_EXTRACTED RECORDS:_
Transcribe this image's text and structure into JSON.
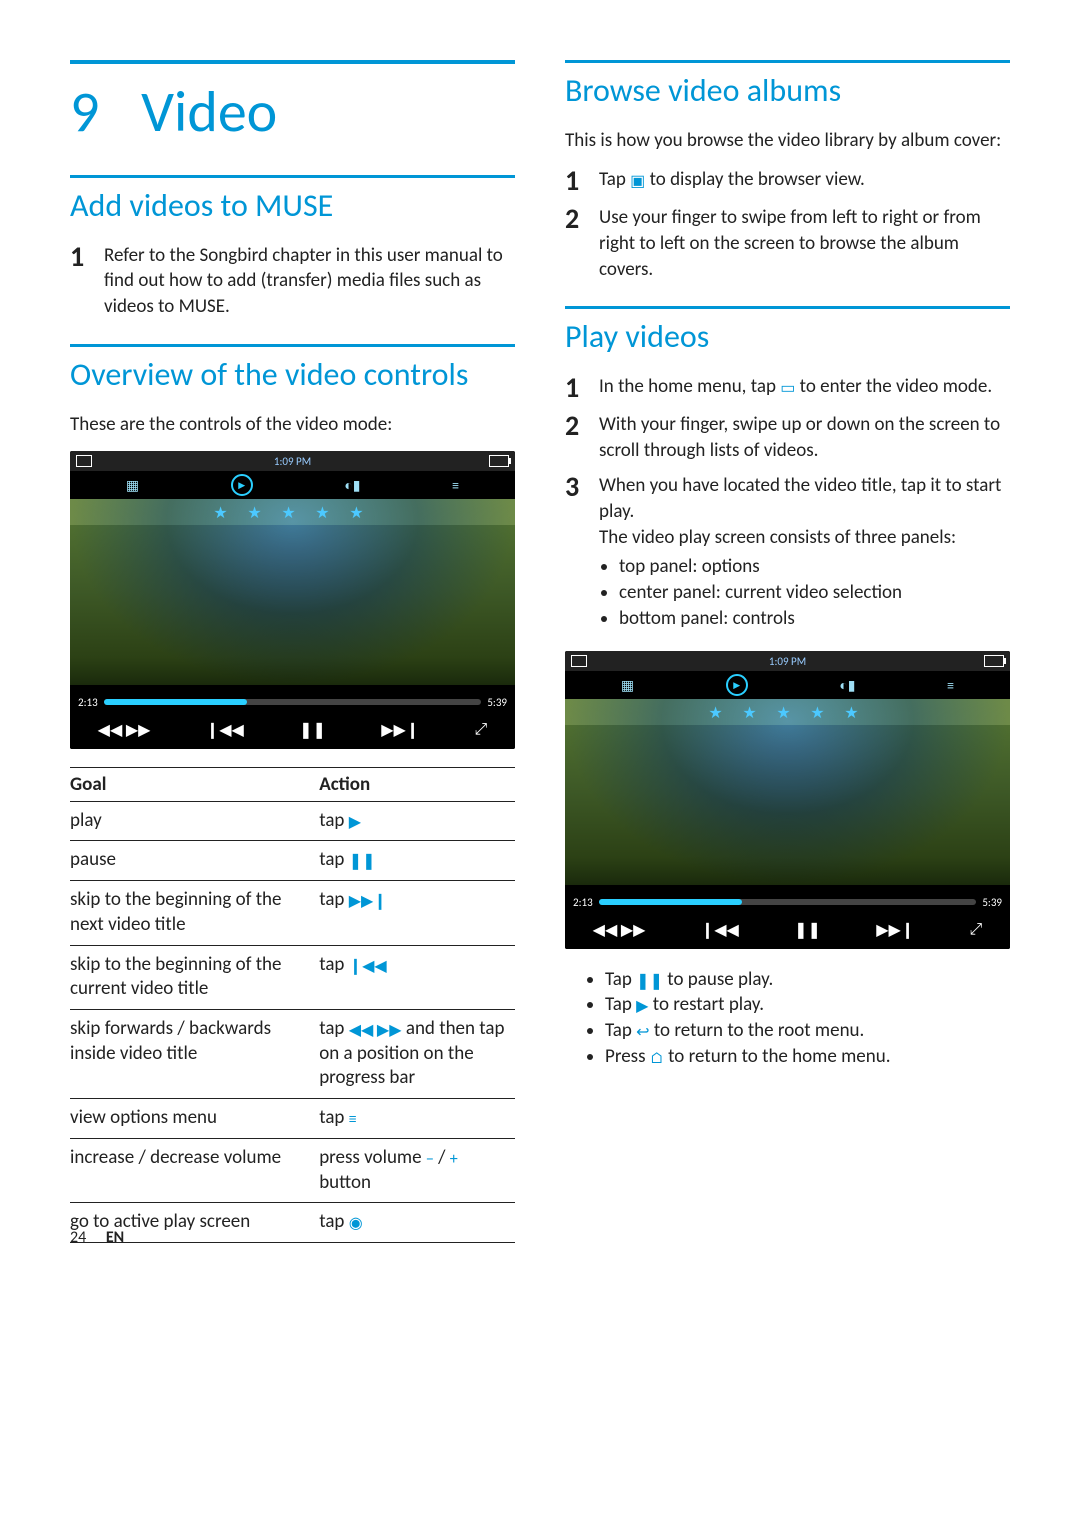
{
  "chapter": {
    "number": "9",
    "title": "Video"
  },
  "left": {
    "sec1": {
      "title": "Add videos to MUSE",
      "steps": [
        "Refer to the Songbird chapter in this user manual to find out how to add (transfer) media files such as videos to MUSE."
      ]
    },
    "sec2": {
      "title": "Overview of the video controls",
      "intro": "These are the controls of the video mode:"
    },
    "player": {
      "time": "1:09 PM",
      "cur": "2:13",
      "dur": "5:39"
    },
    "table": {
      "headers": {
        "goal": "Goal",
        "action": "Action"
      },
      "rows": [
        {
          "goal": "play",
          "action_pre": "tap ",
          "icon": "play",
          "action_post": ""
        },
        {
          "goal": "pause",
          "action_pre": "tap ",
          "icon": "pause",
          "action_post": ""
        },
        {
          "goal": "skip to the beginning of the next video title",
          "action_pre": "tap ",
          "icon": "next",
          "action_post": ""
        },
        {
          "goal": "skip to the beginning of the current video title",
          "action_pre": "tap ",
          "icon": "prev",
          "action_post": ""
        },
        {
          "goal": "skip forwards / backwards inside video title",
          "action_pre": "tap ",
          "icon": "seek",
          "action_post": " and then tap on a position on the progress bar"
        },
        {
          "goal": "view options menu",
          "action_pre": "tap ",
          "icon": "menu",
          "action_post": ""
        },
        {
          "goal": "increase / decrease volume",
          "action_pre": "press volume ",
          "icon": "minus",
          "action_post": " / ",
          "icon2": "plus",
          "action_post2": " button"
        },
        {
          "goal": "go to active play screen",
          "action_pre": "tap ",
          "icon": "nowplaying",
          "action_post": ""
        }
      ]
    }
  },
  "right": {
    "sec1": {
      "title": "Browse video albums",
      "intro": "This is how you browse the video library by album cover:",
      "steps": [
        {
          "pre": "Tap ",
          "icon": "browse",
          "post": " to display the browser view."
        },
        {
          "pre": "",
          "icon": "",
          "post": "Use your finger to swipe from left to right or from right to left on the screen to browse the album covers."
        }
      ]
    },
    "sec2": {
      "title": "Play videos",
      "steps": [
        {
          "pre": "In the home menu, tap ",
          "icon": "video",
          "post": " to enter the video mode."
        },
        {
          "pre": "",
          "icon": "",
          "post": "With your finger, swipe up or down on the screen to scroll through lists of videos."
        },
        {
          "pre": "",
          "icon": "",
          "post": "When you have located the video title, tap it to start play.",
          "extra": "The video play screen consists of three panels:",
          "panels": [
            "top panel: options",
            "center panel: current video selection",
            "bottom panel: controls"
          ]
        }
      ]
    },
    "player": {
      "time": "1:09 PM",
      "cur": "2:13",
      "dur": "5:39"
    },
    "after_bullets": [
      {
        "pre": "Tap ",
        "icon": "pause",
        "post": " to pause play."
      },
      {
        "pre": "Tap ",
        "icon": "play",
        "post": " to restart play."
      },
      {
        "pre": "Tap ",
        "icon": "back",
        "post": " to return to the root menu."
      },
      {
        "pre": "Press ",
        "icon": "home",
        "post": " to return to the home menu."
      }
    ]
  },
  "footer": {
    "page": "24",
    "lang": "EN"
  },
  "icons": {
    "play": "▶",
    "pause": "❚❚",
    "next": "▶▶❙",
    "prev": "❙◀◀",
    "seek": "◀◀ ▶▶",
    "menu": "≡",
    "minus": "−",
    "plus": "+",
    "nowplaying": "◉",
    "browse": "▣",
    "video": "▭",
    "back": "↩",
    "home": "⌂"
  }
}
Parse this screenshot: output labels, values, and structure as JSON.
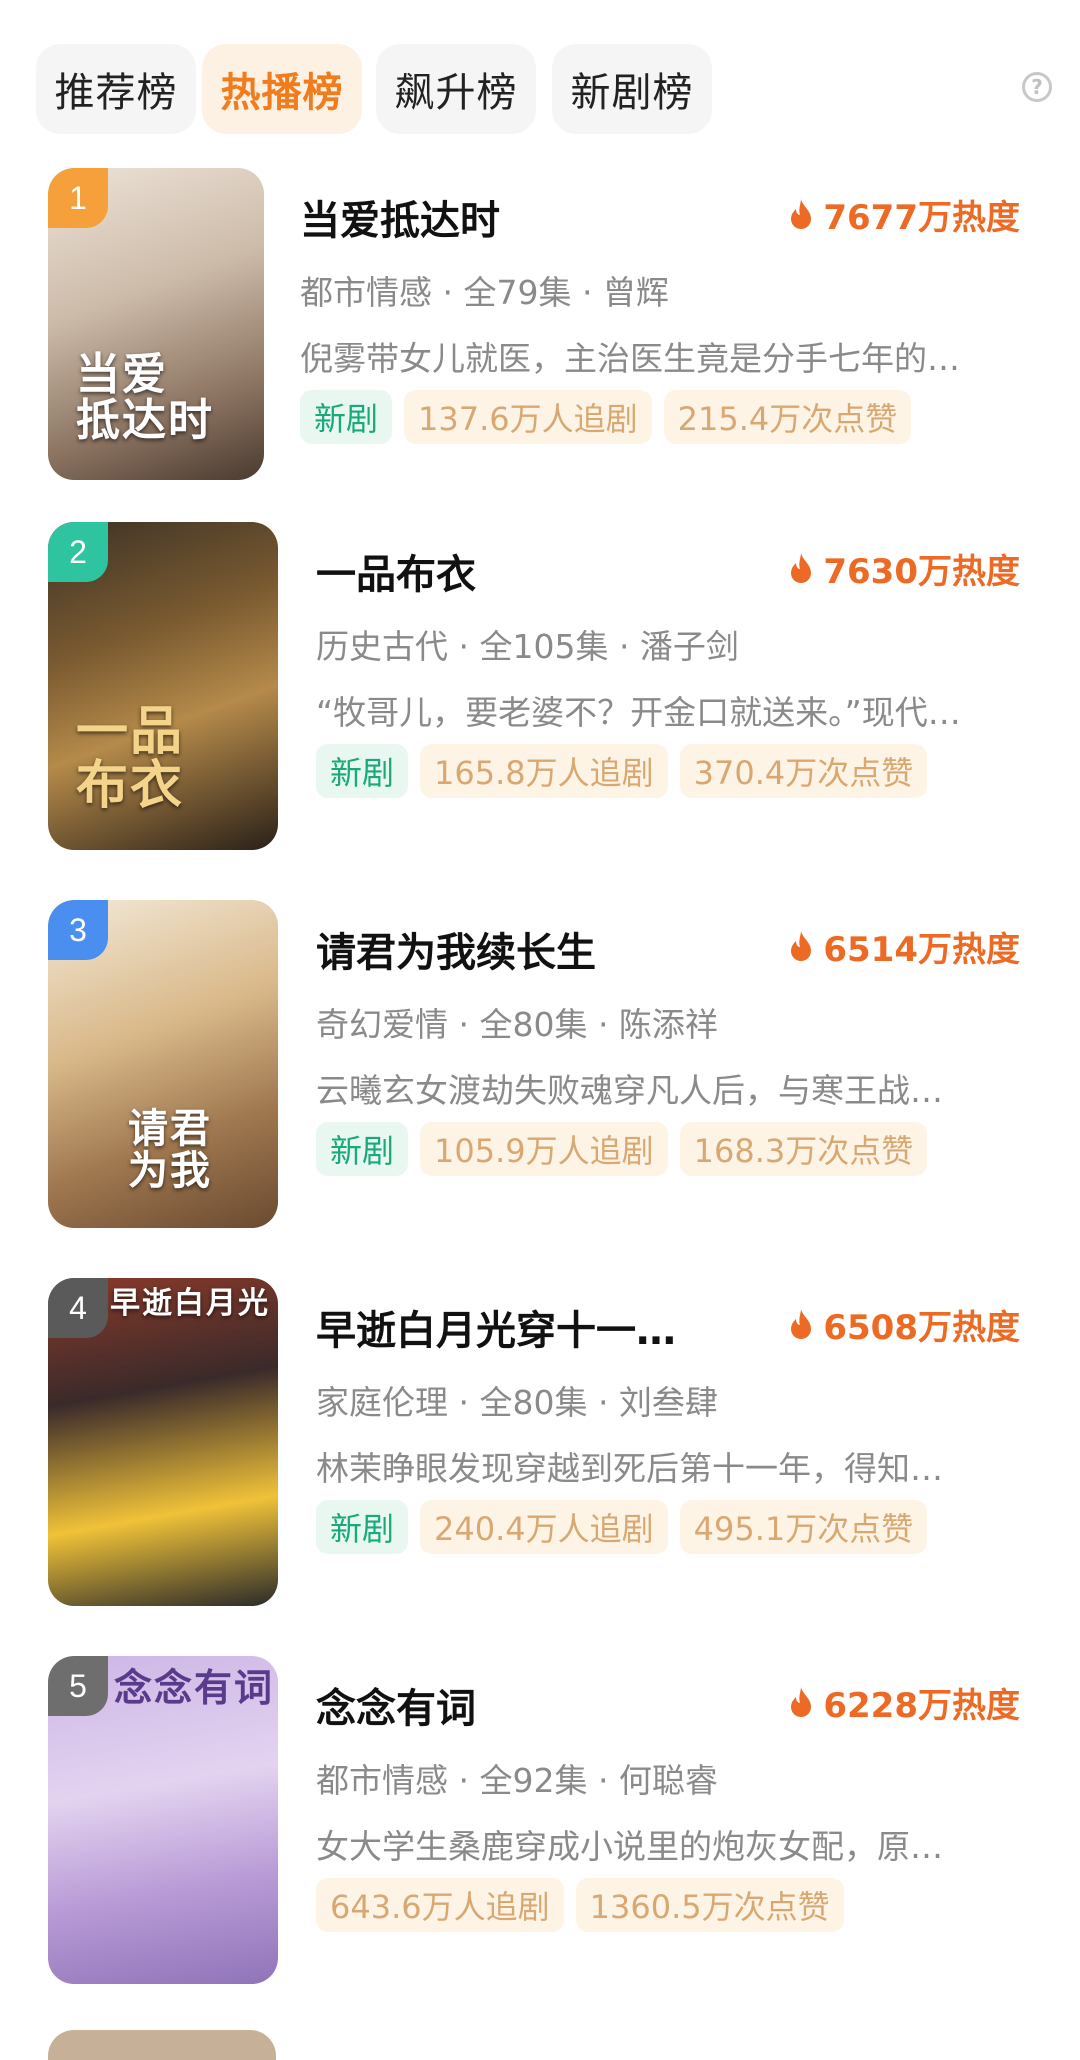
{
  "tabs": [
    {
      "label": "推荐榜",
      "active": false
    },
    {
      "label": "热播榜",
      "active": true
    },
    {
      "label": "飙升榜",
      "active": false
    },
    {
      "label": "新剧榜",
      "active": false
    }
  ],
  "help_icon": "question-circle-icon",
  "dramas": [
    {
      "rank": "1",
      "cover_text": "当爱\n抵达时",
      "title": "当爱抵达时",
      "heat": "7677万热度",
      "meta": "都市情感 · 全79集 · 曾辉",
      "desc": "倪雾带女儿就医，主治医生竟是分手七年的…",
      "tag_new": "新剧",
      "followers": "137.6万人追剧",
      "likes": "215.4万次点赞"
    },
    {
      "rank": "2",
      "cover_text": "一品\n布衣",
      "title": "一品布衣",
      "heat": "7630万热度",
      "meta": "历史古代 · 全105集 · 潘子剑",
      "desc": "“牧哥儿，要老婆不？开金口就送来。”现代…",
      "tag_new": "新剧",
      "followers": "165.8万人追剧",
      "likes": "370.4万次点赞"
    },
    {
      "rank": "3",
      "cover_text": "请君\n为我",
      "title": "请君为我续长生",
      "heat": "6514万热度",
      "meta": "奇幻爱情 · 全80集 · 陈添祥",
      "desc": "云曦玄女渡劫失败魂穿凡人后，与寒王战…",
      "tag_new": "新剧",
      "followers": "105.9万人追剧",
      "likes": "168.3万次点赞"
    },
    {
      "rank": "4",
      "cover_text": "早逝白月光",
      "title": "早逝白月光穿十一…",
      "heat": "6508万热度",
      "meta": "家庭伦理 · 全80集 · 刘叁肆",
      "desc": "林茉睁眼发现穿越到死后第十一年，得知…",
      "tag_new": "新剧",
      "followers": "240.4万人追剧",
      "likes": "495.1万次点赞"
    },
    {
      "rank": "5",
      "cover_text": "念念有词",
      "title": "念念有词",
      "heat": "6228万热度",
      "meta": "都市情感 · 全92集 · 何聪睿",
      "desc": "女大学生桑鹿穿成小说里的炮灰女配，原…",
      "tag_new": "",
      "followers": "643.6万人追剧",
      "likes": "1360.5万次点赞"
    }
  ],
  "colors": {
    "accent": "#ec6a24",
    "new_tag": "#1aa97a",
    "stat_tag": "#d9a872",
    "rank_colors": [
      "#f5a03a",
      "#2fc4a0",
      "#4a8ef0",
      "#5a5a5a",
      "#6e6e6e"
    ]
  }
}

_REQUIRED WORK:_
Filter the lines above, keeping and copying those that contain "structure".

_ANSWER SPACE:_
Transcribe this image's text and structure into JSON.
Parse this screenshot: output labels, values, and structure as JSON.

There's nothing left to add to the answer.